There were 2,202 homicides last year, 523 more than in 2019. The state's homicide rate also rose from 4.2 to 5.5 homicides per 100,000 people.
2020 had the most homicides since 2007 – when 2,258 people were killed – and the rate was the highest since 2008, according to the new reports from the California Department of Justice.
Black people made up 6.5% of California's population but accounted for 31% of all victims last year. Hispanic people – who made up 39% of the population -- accounted for 45%, while 16% were White.
Of the homicides where the contributing circumstance was known, 34.2% were the result of an argument, 28.2% were gang-related, 8.5% were connected to rape, robbery, or burglary, and 6.7% were domestic violence-related.
Overall violent crime (homicides, assaults, robberies, and rapes) increased slightly, while property crimes dipped 7.7% during the pandemic.

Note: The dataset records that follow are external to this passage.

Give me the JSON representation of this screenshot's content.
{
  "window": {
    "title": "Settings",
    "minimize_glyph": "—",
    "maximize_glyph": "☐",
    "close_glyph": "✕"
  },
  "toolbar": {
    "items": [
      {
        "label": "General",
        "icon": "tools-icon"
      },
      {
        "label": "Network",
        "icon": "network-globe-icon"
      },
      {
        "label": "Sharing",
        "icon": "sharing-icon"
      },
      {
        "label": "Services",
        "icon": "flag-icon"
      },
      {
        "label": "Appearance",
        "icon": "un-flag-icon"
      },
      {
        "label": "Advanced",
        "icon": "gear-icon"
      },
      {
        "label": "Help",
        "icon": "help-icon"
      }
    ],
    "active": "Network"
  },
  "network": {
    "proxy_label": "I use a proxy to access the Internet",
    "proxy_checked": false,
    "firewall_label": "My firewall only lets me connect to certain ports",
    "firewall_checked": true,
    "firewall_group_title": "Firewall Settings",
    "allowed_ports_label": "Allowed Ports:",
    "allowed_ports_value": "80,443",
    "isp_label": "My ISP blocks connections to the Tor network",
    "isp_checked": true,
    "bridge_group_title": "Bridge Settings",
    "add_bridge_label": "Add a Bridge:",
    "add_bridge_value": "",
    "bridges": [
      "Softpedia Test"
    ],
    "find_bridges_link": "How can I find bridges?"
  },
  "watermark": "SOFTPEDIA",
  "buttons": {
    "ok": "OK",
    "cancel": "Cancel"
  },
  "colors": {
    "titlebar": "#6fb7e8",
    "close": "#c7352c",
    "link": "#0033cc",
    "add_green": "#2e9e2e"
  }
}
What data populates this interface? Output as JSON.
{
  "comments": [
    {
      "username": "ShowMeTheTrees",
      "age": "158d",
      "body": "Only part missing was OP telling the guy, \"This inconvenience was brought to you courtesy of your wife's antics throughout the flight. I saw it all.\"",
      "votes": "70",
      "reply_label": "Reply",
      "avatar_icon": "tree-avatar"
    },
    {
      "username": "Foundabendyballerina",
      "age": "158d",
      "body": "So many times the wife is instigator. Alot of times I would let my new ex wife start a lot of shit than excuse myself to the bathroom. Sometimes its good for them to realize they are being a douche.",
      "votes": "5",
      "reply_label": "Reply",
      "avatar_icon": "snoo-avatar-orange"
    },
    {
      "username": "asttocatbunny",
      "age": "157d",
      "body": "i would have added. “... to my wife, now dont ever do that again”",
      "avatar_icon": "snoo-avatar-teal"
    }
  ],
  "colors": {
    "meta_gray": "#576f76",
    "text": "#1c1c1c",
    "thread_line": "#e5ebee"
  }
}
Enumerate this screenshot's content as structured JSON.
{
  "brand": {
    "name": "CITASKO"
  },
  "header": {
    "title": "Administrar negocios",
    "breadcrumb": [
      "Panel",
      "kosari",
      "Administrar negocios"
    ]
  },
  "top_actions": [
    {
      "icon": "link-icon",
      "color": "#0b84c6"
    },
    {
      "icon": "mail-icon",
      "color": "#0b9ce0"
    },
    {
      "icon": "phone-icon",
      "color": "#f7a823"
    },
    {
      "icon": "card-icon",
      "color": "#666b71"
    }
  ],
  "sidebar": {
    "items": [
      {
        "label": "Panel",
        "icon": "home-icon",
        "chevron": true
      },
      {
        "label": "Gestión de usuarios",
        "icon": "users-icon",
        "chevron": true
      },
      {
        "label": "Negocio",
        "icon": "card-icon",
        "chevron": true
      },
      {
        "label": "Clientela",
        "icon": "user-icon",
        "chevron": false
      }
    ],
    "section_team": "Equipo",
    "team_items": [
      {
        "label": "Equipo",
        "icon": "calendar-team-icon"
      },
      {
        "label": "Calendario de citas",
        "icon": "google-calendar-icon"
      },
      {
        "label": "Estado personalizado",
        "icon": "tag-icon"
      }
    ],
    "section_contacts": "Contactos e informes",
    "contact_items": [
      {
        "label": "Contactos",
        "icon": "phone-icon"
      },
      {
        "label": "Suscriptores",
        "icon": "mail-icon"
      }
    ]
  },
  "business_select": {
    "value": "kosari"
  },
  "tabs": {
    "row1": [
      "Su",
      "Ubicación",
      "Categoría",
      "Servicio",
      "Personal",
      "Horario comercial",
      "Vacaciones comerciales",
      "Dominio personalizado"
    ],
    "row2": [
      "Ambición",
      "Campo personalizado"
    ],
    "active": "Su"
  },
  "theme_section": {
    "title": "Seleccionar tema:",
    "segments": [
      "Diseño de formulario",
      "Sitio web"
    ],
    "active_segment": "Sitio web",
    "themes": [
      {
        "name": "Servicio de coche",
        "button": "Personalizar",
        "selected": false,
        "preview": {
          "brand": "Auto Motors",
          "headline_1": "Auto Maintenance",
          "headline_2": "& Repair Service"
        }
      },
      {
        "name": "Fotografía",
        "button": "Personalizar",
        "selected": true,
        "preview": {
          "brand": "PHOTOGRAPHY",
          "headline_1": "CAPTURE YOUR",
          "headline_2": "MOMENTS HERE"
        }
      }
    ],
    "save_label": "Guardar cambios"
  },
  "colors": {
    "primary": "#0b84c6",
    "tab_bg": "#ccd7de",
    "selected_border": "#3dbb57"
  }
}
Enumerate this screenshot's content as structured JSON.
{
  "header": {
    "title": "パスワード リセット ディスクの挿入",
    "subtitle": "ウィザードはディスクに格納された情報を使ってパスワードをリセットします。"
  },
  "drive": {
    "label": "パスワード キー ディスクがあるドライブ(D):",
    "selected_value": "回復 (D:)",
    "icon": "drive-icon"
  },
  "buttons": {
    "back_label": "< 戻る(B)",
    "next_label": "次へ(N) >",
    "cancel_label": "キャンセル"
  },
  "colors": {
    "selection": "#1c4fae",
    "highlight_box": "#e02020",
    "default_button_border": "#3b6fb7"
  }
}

Attorney General Rob Bonta said it was unclear why homicides jumped, but he argued the rise was connected to an increase in gun sales. Of the homicides where a weapon was identified, 74.2% involved a firearm – up from 69% in 2019.
"With more weapons, more economic stagnation, more desperation, I think those are all potential components and drivers of where we are today," he said.
The increase in homicides was also attributed to the low homicide total and rate in 2019. California’s 2019 homicide rate was the lowest since 1966, stated four experts from the University of California, Berkeley’s California Policy Lab in a related review.
Though homicides in California had decreased three years in a row prior to last year's surge.
The UC Berkeley experts, in a recent report to Gov. Gavin Newsom’s Committee on the Revision of the Penal Code, stated that the pandemic and subsequent stay-at-home orders in the state led to unpredictable changes in crime patterns last year.
"We were really surprised by the increase in homicide, but also that California is looking at worst, in step with the rest of the country and is even maybe looking a little bit better than what we’re seeing nationally," said Mia Bird Thursday, one of the UC Berkeley experts. "What that tells us is that it’s not something special about California, it’s a really serious issue for California and for the rest of the country."
The Associated Press contributed to this report